LESSON: If something is troubling you, MAKE A PLAN.
Mothers Day is a funny kind of holiday. As a daughter I've always felt a self-inflicted pressure to make the day special for my mother. Now as a mother, its an odd balance in trying to make the day special for both my mother and mother-in-law, while trying to make a bit of space for myself to relax. I think I've always imagined I would be celebrated by my kids in amazing style. Applause and accolades and champagne and pats on the back all day long. Years past I have felt a combination of disappointed, tired, unprepared, overtaxed, and detached. Not good.

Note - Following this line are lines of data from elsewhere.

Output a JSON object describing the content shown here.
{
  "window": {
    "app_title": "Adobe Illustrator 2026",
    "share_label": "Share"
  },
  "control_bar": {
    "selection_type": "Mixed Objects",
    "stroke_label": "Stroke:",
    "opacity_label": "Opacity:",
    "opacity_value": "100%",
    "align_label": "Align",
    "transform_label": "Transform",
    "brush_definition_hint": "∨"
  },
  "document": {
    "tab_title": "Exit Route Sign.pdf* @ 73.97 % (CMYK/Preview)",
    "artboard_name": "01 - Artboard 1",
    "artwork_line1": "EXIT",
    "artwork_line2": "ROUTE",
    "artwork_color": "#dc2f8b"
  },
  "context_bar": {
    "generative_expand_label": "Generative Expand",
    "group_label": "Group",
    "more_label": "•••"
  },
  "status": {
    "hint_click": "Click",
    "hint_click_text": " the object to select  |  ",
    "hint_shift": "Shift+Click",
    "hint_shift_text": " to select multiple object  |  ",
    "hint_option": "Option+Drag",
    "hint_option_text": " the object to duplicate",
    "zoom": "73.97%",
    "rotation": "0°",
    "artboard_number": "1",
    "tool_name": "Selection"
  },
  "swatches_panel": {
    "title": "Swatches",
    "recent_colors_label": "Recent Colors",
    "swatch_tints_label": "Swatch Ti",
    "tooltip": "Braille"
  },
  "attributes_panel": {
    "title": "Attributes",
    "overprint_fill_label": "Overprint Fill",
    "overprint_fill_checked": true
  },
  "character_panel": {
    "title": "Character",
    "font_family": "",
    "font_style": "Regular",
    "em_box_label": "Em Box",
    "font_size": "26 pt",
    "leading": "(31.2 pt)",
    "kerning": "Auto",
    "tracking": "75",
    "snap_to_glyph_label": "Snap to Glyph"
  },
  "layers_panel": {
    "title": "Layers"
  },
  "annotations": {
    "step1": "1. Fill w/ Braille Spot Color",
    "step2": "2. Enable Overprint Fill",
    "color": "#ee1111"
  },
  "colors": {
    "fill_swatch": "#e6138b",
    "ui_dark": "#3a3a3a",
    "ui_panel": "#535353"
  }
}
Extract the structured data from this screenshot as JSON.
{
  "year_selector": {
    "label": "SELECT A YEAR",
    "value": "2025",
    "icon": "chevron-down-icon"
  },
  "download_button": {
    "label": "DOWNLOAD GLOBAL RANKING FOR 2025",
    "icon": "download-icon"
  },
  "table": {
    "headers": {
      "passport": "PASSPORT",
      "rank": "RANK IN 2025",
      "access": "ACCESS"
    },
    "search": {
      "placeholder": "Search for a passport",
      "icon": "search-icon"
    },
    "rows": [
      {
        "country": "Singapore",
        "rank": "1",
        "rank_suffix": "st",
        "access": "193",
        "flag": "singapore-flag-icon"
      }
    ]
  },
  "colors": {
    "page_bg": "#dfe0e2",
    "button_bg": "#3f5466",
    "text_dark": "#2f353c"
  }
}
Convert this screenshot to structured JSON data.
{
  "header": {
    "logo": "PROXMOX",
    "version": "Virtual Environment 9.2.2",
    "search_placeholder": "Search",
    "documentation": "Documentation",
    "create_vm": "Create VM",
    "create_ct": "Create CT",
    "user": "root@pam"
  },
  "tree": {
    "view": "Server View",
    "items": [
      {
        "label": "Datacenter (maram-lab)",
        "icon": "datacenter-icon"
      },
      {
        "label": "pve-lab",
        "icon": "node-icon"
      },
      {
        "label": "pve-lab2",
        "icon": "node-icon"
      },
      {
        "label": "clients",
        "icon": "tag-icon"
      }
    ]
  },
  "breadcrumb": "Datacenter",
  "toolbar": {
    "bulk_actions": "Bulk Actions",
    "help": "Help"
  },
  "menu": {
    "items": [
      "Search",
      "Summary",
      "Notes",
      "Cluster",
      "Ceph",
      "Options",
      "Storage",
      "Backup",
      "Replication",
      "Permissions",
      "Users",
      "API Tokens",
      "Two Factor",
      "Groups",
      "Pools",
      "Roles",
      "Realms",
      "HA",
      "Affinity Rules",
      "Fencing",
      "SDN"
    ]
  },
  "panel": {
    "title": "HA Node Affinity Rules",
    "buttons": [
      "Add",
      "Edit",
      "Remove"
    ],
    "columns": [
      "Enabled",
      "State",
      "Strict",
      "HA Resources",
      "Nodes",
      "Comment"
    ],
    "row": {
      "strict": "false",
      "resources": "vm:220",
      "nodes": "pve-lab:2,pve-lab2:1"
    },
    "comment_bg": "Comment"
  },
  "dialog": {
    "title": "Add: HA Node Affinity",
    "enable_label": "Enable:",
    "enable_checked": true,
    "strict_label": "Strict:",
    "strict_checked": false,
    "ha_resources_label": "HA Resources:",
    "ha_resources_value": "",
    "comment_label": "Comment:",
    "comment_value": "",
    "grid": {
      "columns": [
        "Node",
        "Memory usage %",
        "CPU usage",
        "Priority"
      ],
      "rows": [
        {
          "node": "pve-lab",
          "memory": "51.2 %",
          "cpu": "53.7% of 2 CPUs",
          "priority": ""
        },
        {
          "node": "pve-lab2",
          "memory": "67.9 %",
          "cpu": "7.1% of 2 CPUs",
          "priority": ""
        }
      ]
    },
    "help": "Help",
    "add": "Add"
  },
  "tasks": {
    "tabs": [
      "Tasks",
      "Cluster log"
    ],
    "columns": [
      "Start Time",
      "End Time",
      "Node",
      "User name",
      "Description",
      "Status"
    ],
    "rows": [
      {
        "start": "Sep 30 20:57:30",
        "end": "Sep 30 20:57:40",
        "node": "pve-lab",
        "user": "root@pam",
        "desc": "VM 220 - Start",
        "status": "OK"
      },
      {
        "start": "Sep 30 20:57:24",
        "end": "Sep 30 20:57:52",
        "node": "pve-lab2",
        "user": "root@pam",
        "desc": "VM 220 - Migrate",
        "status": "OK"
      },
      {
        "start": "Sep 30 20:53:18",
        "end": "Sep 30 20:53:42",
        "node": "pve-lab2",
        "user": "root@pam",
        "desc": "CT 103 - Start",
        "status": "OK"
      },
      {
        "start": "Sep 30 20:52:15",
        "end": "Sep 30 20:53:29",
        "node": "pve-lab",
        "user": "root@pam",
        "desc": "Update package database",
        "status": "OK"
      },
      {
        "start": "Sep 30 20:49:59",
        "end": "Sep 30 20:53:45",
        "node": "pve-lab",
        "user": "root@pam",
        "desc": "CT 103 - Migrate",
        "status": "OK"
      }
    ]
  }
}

This year, in pursuit of a happier sort of Mother's Day I decided to lower my expectations. I let it be known that all that mattered to me is that I not spend all day cooking and cleaning. That was it. So, instead of cooking a big brunch for everyone, we went out to brunch. The food was decent. But neither I nor my mothers or sister had to cook it or clean up after it! We got to sit and enjoy each other instead. Then we all went home for naps (well, the littlest one and I anyway) and met up back at our house for a BBQ in the evening. My amazing husband shopped and cooked. When it was time to eat we all pitched in to set the table, and clear it afterward. And for the first time I really, truly, enjoyed Mothers Day. My expectations: a day with my family where I didn't have to cook or clean. What I got: a day with my family where I didn't have to cook or clean, a nap, time to take family portraits, a sweet hand drawn card from my son, and a feeling of joy and peace instead of disappointment and responsibility.
LESSON: Lower your expectations.